Baseball card shows and clinics don't take place in inner cities anymore. Everything takes place in the suburbs, where the number of teams -- from Little League up -- is steadily increasing. But, typically, in Montgomery County, where blacks do very well in high school football and basketball, there are few blacks among the elite in high school and American Legion baseball.

Obviously, economics play a factor. National League umpire Eric Gregg points out that there is a tuition charge for his kids to attend baseball camp in the summer, something many black families cannot afford. But Gregg wondered aloud about the increasing cost of gloves and other equipment, then stopped himself. "In the Dominican, in Cuba, in Puerto Rico, in Venezuela, in very impoverished areas, kids are playing baseball. So it can't just be money."

Spingarn's Wood says: "When I was growing up we had to switch gloves because everybody couldn't afford one. We had to borrow dilapidated equipment. But we played. I don't know what the solution is."

Basketball has all the attention in cities, particularly black communities, to the point that baseball now has to do a hard-sell job to attract the interest of the best athletes, assuming the decline is not irreversible. It is a safe bet that there are more kids playing summer league basketball indoors on 90-degree days than are playing baseball in the District.

Major League Baseball already has started several youth programs, including a very successful one in Los Angeles, that target economically disadvantaged kids.
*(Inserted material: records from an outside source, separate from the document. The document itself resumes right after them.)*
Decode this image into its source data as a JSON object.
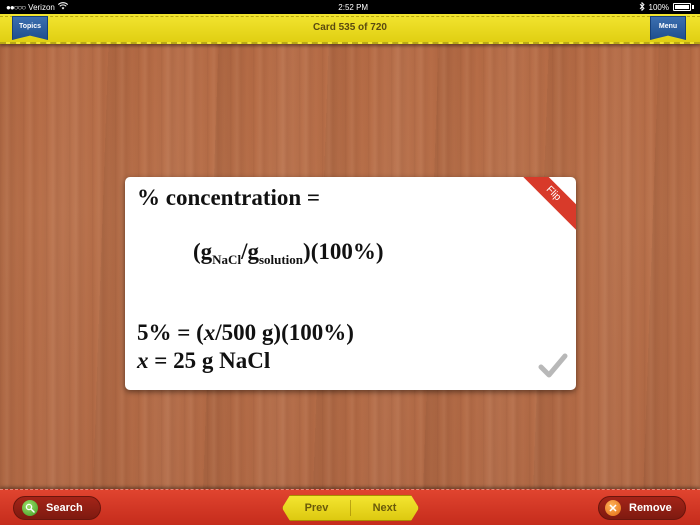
{
  "status_bar": {
    "carrier": "Verizon",
    "time": "2:52 PM",
    "battery": "100%"
  },
  "top_bar": {
    "topics_label": "Topics",
    "card_counter": "Card 535 of 720",
    "menu_label": "Menu"
  },
  "card": {
    "line1": "% concentration =",
    "line2_open": "(g",
    "line2_sub1": "NaCl",
    "line2_mid": "/g",
    "line2_sub2": "solution",
    "line2_close": ")(100%)",
    "line3_a": "5% = (",
    "line3_var": "x",
    "line3_b": "/500 g)(100%)",
    "line4_var": "x",
    "line4_b": " = 25 g NaCl",
    "flip_label": "Flip"
  },
  "bottom_bar": {
    "search_label": "Search",
    "prev_label": "Prev",
    "next_label": "Next",
    "remove_label": "Remove"
  },
  "colors": {
    "top_bar": "#e8da1e",
    "bottom_bar": "#d5391f",
    "topics_button": "#2a5c9e",
    "flip_ribbon": "#d83a2a",
    "wood": "#b56a44"
  }
}
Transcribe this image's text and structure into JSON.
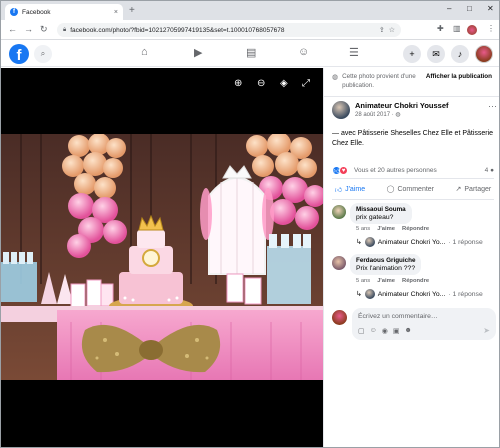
{
  "browser": {
    "tab_title": "Facebook",
    "tab_favicon": "f",
    "url": "facebook.com/photo/?fbid=10212705997419135&set=t.100010768057678",
    "new_tab": "+",
    "close": "×",
    "minimize": "–",
    "maximize": "□",
    "window_close": "✕"
  },
  "fb": {
    "logo": "f",
    "accent": "#1877f2"
  },
  "side": {
    "origin_text": "Cette photo provient d'une publication.",
    "origin_link": "Afficher la publication",
    "author_name": "Animateur Chokri Youssef",
    "post_date": "28 août 2017 · ",
    "more": "···",
    "caption": "— avec Pâtisserie Sheselles Chez Elle et Pâtisserie Chez Elle.",
    "reactions_text": "Vous et 20 autres personnes",
    "comment_count": "4",
    "actions": {
      "like": "J'aime",
      "comment": "Commenter",
      "share": "Partager"
    },
    "comments": [
      {
        "name": "Missaoui Souma",
        "text": "prix gateau?",
        "age": "5 ans",
        "like": "J'aime",
        "reply": "Répondre",
        "reply_author": "Animateur Chokri Yo...",
        "reply_count": "· 1 réponse"
      },
      {
        "name": "Ferdaous Griguiche",
        "text": "Prix l'animation ???",
        "age": "5 ans",
        "like": "J'aime",
        "reply": "Répondre",
        "reply_author": "Animateur Chokri Yo...",
        "reply_count": "· 1 réponse"
      }
    ],
    "write_placeholder": "Écrivez un commentaire…"
  }
}
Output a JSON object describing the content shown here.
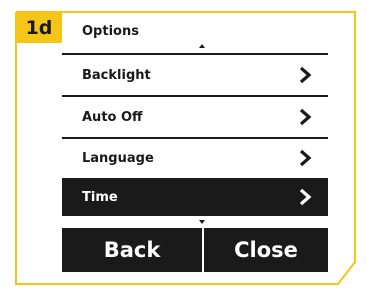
{
  "step": {
    "badge": "1d"
  },
  "screen": {
    "title": "Options",
    "menu_items": [
      {
        "label": "Backlight",
        "selected": false
      },
      {
        "label": "Auto Off",
        "selected": false
      },
      {
        "label": "Language",
        "selected": false
      },
      {
        "label": "Time",
        "selected": true
      }
    ],
    "softkeys": {
      "back": "Back",
      "close": "Close"
    }
  },
  "colors": {
    "accent_frame": "#f5c518",
    "screen_ink": "#1a1a1a",
    "screen_bg": "#ffffff"
  }
}
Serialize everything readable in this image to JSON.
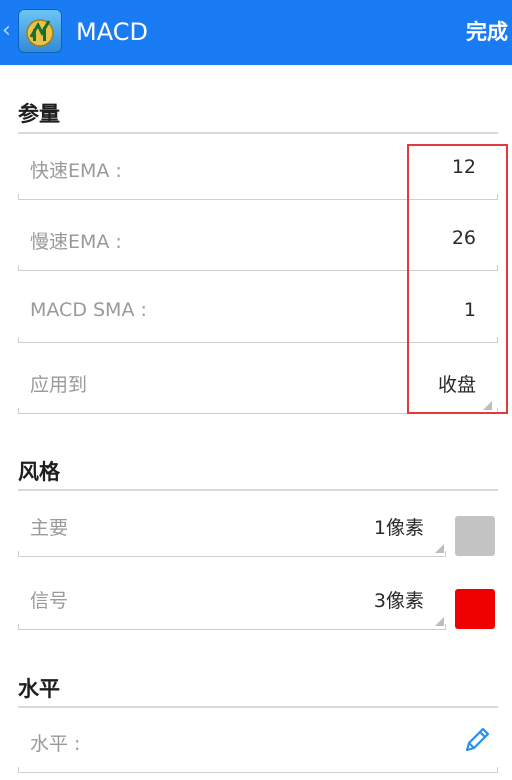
{
  "header": {
    "back_glyph": "‹",
    "title": "MACD",
    "done_label": "完成",
    "app_icon": "metatrader-app-icon"
  },
  "sections": {
    "params": {
      "title": "参量",
      "rows": [
        {
          "label": "快速EMA :",
          "value": "12"
        },
        {
          "label": "慢速EMA :",
          "value": "26"
        },
        {
          "label": "MACD SMA :",
          "value": "1"
        },
        {
          "label": "应用到",
          "value": "收盘"
        }
      ]
    },
    "style": {
      "title": "风格",
      "rows": [
        {
          "label": "主要",
          "value": "1像素",
          "color": "#c4c4c4"
        },
        {
          "label": "信号",
          "value": "3像素",
          "color": "#ee0000"
        }
      ]
    },
    "levels": {
      "title": "水平",
      "rows": [
        {
          "label": "水平 :",
          "icon": "pencil-icon"
        }
      ]
    }
  },
  "colors": {
    "header_bg": "#1a7cf5",
    "highlight_border": "#e23a3a",
    "pencil": "#2a8df0"
  }
}
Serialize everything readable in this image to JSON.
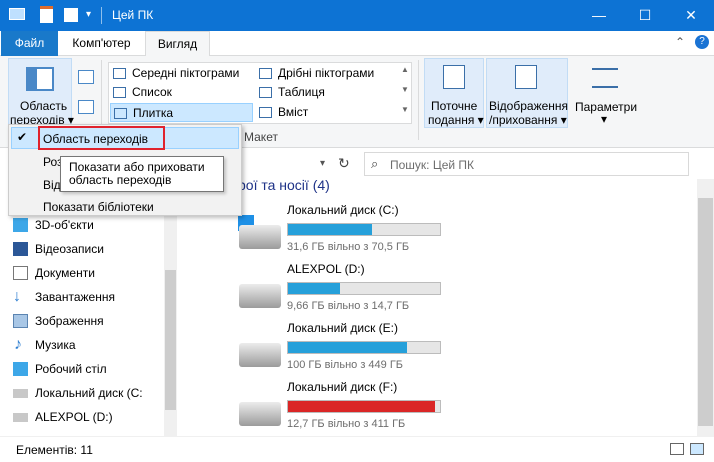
{
  "window": {
    "title": "Цей ПК",
    "minimize": "—",
    "maximize": "☐",
    "close": "✕"
  },
  "tabs": {
    "file": "Файл",
    "computer": "Комп'ютер",
    "view": "Вигляд"
  },
  "ribbon": {
    "nav_pane": {
      "label_line1": "Область",
      "label_line2": "переходів ▾"
    },
    "layout": {
      "col1": [
        "Середні піктограми",
        "Список",
        "Плитка"
      ],
      "col2": [
        "Дрібні піктограми",
        "Таблиця",
        "Вміст"
      ],
      "group_label": "Макет"
    },
    "current_view": {
      "line1": "Поточне",
      "line2": "подання ▾"
    },
    "show_hide": {
      "line1": "Відображення",
      "line2": "/приховання ▾"
    },
    "options": {
      "line1": "Параметри",
      "line2": "▾"
    }
  },
  "dropdown": {
    "items": [
      "Область переходів",
      "Розпо",
      "Відоб",
      "Показати бібліотеки"
    ],
    "checkmark": "✔"
  },
  "tooltip": {
    "line1": "Показати або приховати",
    "line2": "область переходів"
  },
  "search": {
    "placeholder": "Пошук: Цей ПК"
  },
  "section_header": "рої та носії (4)",
  "sidebar": {
    "items": [
      "3D-об'єкти",
      "Відеозаписи",
      "Документи",
      "Завантаження",
      "Зображення",
      "Музика",
      "Робочий стіл",
      "Локальний диск (C:",
      "ALEXPOL (D:)"
    ]
  },
  "drives": [
    {
      "name": "Локальний диск (C:)",
      "free": "31,6 ГБ вільно з 70,5 ГБ",
      "used_fraction": 0.55,
      "color": "#26a0da"
    },
    {
      "name": "ALEXPOL (D:)",
      "free": "9,66 ГБ вільно з 14,7 ГБ",
      "used_fraction": 0.34,
      "color": "#26a0da"
    },
    {
      "name": "Локальний диск (E:)",
      "free": "100 ГБ вільно з 449 ГБ",
      "used_fraction": 0.78,
      "color": "#26a0da"
    },
    {
      "name": "Локальний диск (F:)",
      "free": "12,7 ГБ вільно з 411 ГБ",
      "used_fraction": 0.97,
      "color": "#da2626"
    }
  ],
  "status": {
    "items_count": "Елементів: 11"
  },
  "colors": {
    "accent": "#0d73d4",
    "highlight_box": "#e0232d"
  }
}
And Vincent added that he is leaning toward specific marketing and promotional campaigns. "The perception among blacks is still that baseball is a white man's game," he said, "and we have to do a better job of making sure minorities know the game is open to them."

It may take that kind of all-out effort, because Wood doesn't see the decline of black participation in our cities as an overnight phenomenon or some cycle that will break itself. "I think it was 1975 that I first noticed it," he said. "I had to beg and threaten kids to come out and play. We didn't have enough kids to suit up one day."

Wood, while he won't go around manicuring weed-covered fields, as he did for years, is optimistic that Spingarn will field a team next season. "We're going to have a team," Wood said emphatically. How so?

"Our assistant football coach, Eugene Wright, is the baseball coach. We'll play a lot of the football players."